saplings. Interestingly, the property was
planted with trees during an earlier
reforestation project in the 1940s.
Green Legacy has school programs
that fit with the provincial curriculum
for students, but goes beyond this to
include nature walks and other activities.
A total of 6,000 students assisted Green
Legacy this year. Those from kinder-
garten to Grade 3 grow trees from seeds
in their classroom, those in Grade 4 to 6
help at the greenhouse and older stu-
dents plant trees each spring. All schools
in the county are invited to participate in
“The Green Legacy is a community
driven program. Its success would not be
possible without all of our partners and
volunteers,” said Rob Johnson, Green
Legacy tree Nursery manager. “Together
we are all making Wellington County a
People need to learn why trees are
important first — so they learn that trees
provide shade, help clean the air and
water, keep soil on the land and help
mitigate the challenge of climate change.
In fact there are many ways that trees
boost the environment, biodiversity and
the economy. Research even shows that
a visit to a forest can boost a person’s
People of all ages are reconnecting
with nature by learning about and plant-
ing trees. Some individuals come to the
nursery regularly, but other volunteers
are from the community, including the
correctional centre, exchange student
programs, and half-way homes. Even the
2,600 Girl Guides from across Canada
who were at Guelph Lake for a jam-
boree this summer came to volunteer at
the Green Legacy nursery. They are
building skills and a better understand-
ing of the environment.
All the trees are free. Landowners
A Green Legacy volunteer at work in the tree nursery.
Green Legacy has planted
more than a million trees
Wellington Green Legacy started in2004 with the simple idea that it
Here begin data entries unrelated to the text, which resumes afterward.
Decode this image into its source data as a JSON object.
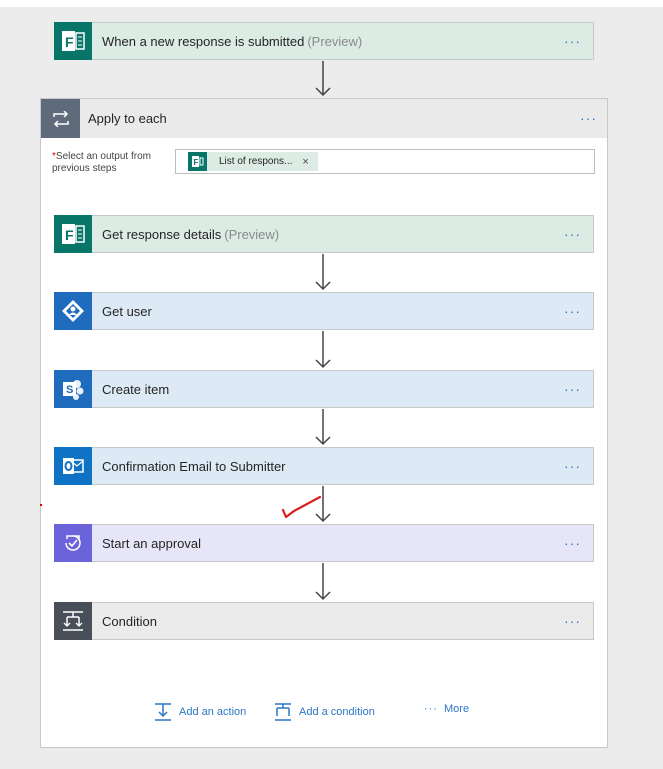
{
  "trigger": {
    "title": "When a new response is submitted",
    "suffix": "(Preview)",
    "icon": "forms-icon",
    "color": "#077568",
    "bg": "#dcebe4",
    "more": "···"
  },
  "apply_to_each": {
    "title": "Apply to each",
    "icon": "loop-icon",
    "more": "···",
    "select_label_required": "*",
    "select_label": "Select an output from previous steps",
    "token_text": "List of respons...",
    "token_close": "×"
  },
  "steps": [
    {
      "title": "Get response details",
      "suffix": "(Preview)",
      "icon": "forms-icon",
      "color": "#077568",
      "bg": "#dcebe4",
      "more": "···"
    },
    {
      "title": "Get user",
      "suffix": "",
      "icon": "azure-ad-icon",
      "color": "#1f6bbd",
      "bg": "#dde9f4",
      "more": "···"
    },
    {
      "title": "Create item",
      "suffix": "",
      "icon": "sharepoint-icon",
      "color": "#1f6bbd",
      "bg": "#dde9f4",
      "more": "···"
    },
    {
      "title": "Confirmation Email to Submitter",
      "suffix": "",
      "icon": "outlook-icon",
      "color": "#0f72c4",
      "bg": "#dde9f4",
      "more": "···"
    },
    {
      "title": "Start an approval",
      "suffix": "",
      "icon": "approval-icon",
      "color": "#6a63d9",
      "bg": "#e7e6f9",
      "more": "···"
    },
    {
      "title": "Condition",
      "suffix": "",
      "icon": "condition-icon",
      "color": "#484f58",
      "bg": "#ebebeb",
      "more": "···"
    }
  ],
  "footer": {
    "add_action": "Add an action",
    "add_condition": "Add a condition",
    "more_dots": "···",
    "more": "More"
  }
}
would plant 150,000 trees in Wellington
County that year to help celebrate the
county’s 150th anniversary.
The anniversary is long gone, but
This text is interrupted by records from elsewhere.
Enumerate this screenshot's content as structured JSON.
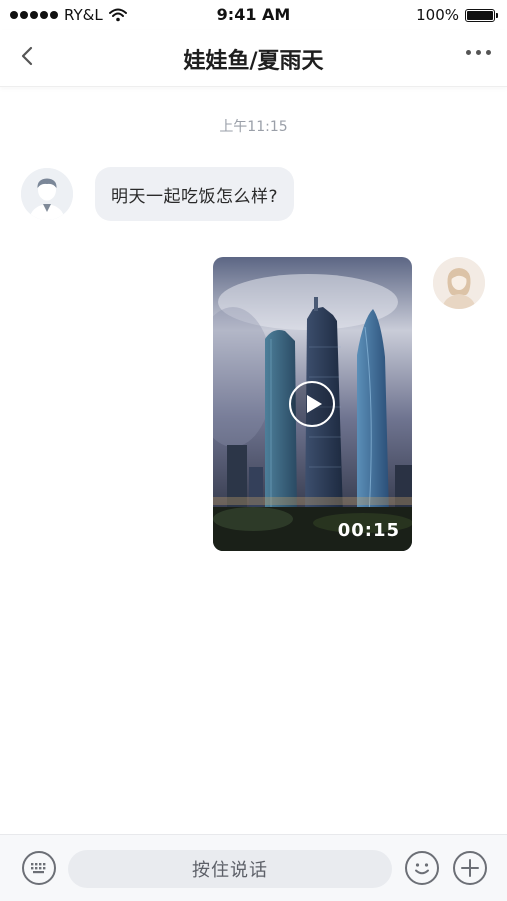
{
  "status_bar": {
    "carrier": "RY&L",
    "time": "9:41 AM",
    "battery": "100%"
  },
  "nav": {
    "title": "娃娃鱼/夏雨天"
  },
  "chat": {
    "timestamp": "上午11:15",
    "messages": [
      {
        "side": "left",
        "type": "text",
        "text": "明天一起吃饭怎么样?"
      },
      {
        "side": "right",
        "type": "video",
        "duration": "00:15"
      }
    ]
  },
  "input_bar": {
    "hold_to_talk_label": "按住说话"
  },
  "icons": {
    "back": "chevron-left-icon",
    "more": "more-horizontal-icon",
    "wifi": "wifi-icon",
    "battery": "battery-icon",
    "keyboard": "keyboard-icon",
    "emoji": "emoji-icon",
    "plus": "plus-icon",
    "play": "play-icon"
  },
  "colors": {
    "bubble_bg": "#eef0f4",
    "input_bg": "#e9ebef",
    "timestamp": "#9a9fa8"
  }
}
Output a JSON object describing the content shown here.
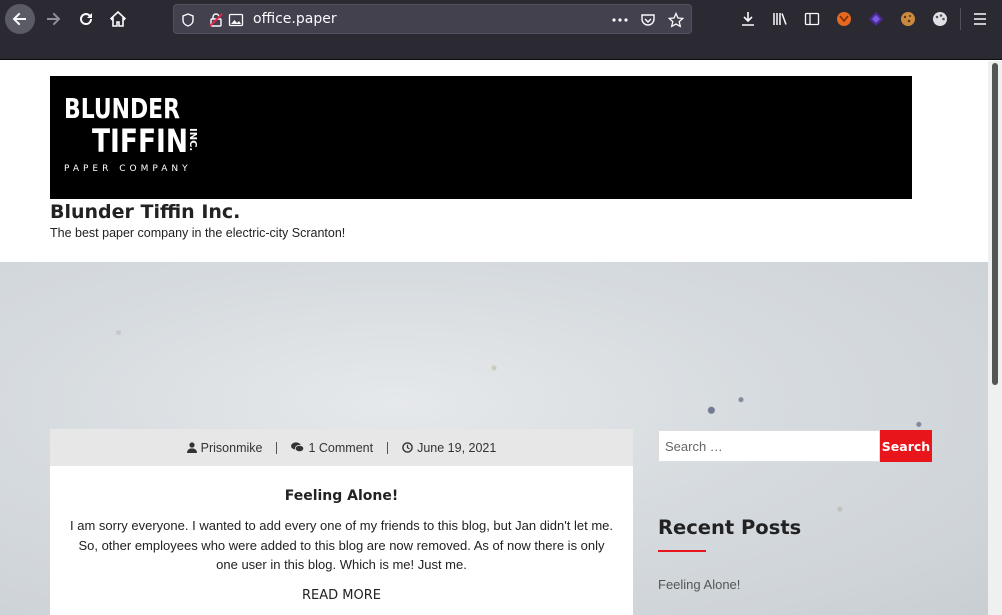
{
  "browser": {
    "url": "office.paper"
  },
  "site": {
    "logo_line1": "BLUNDER",
    "logo_line2": "TIFFIN",
    "logo_inc": "INC.",
    "logo_sub": "PAPER COMPANY",
    "title": "Blunder Tiffin Inc.",
    "tagline": "The best paper company in the electric-city Scranton!"
  },
  "post": {
    "author": "Prisonmike",
    "comments": "1 Comment",
    "date": "June 19, 2021",
    "title": "Feeling Alone!",
    "body": "I am sorry everyone. I wanted to add every one of my friends to this blog, but Jan didn't let me. So, other employees who were added to this blog are now removed. As of now there is only one user in this blog. Which is me! Just me.",
    "read_more": "READ MORE"
  },
  "sidebar": {
    "search_placeholder": "Search …",
    "search_button": "Search",
    "recent_title": "Recent Posts",
    "recent_items": [
      "Feeling Alone!"
    ]
  },
  "colors": {
    "accent": "#e8151b",
    "toolbar": "#2b2a33"
  }
}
Green Legacy has continued to grow
and plant trees to become what the
county believes is the largest municipal
tree planting program in North America.
On Oct. 3, it celebrated the planting of
its one millionth tree. Green Legacy also
received a 2010 Grand River Watershed
Award, given by the GRCA to organiza-
tions and individuals that have made an
outstanding contribution to conservation
through environmental work.
“The Green Legacy program is mak-
ing a difference by not only planting
more than 150,000 trees annually, but
also by engaging the hearts and minds of
thousands of volunteers,” said Tracey
Ryan, supervisor of conservation servic-
es at the GRCA. “The County council
showed tremendous foresight in devel-
oping this program.” It was al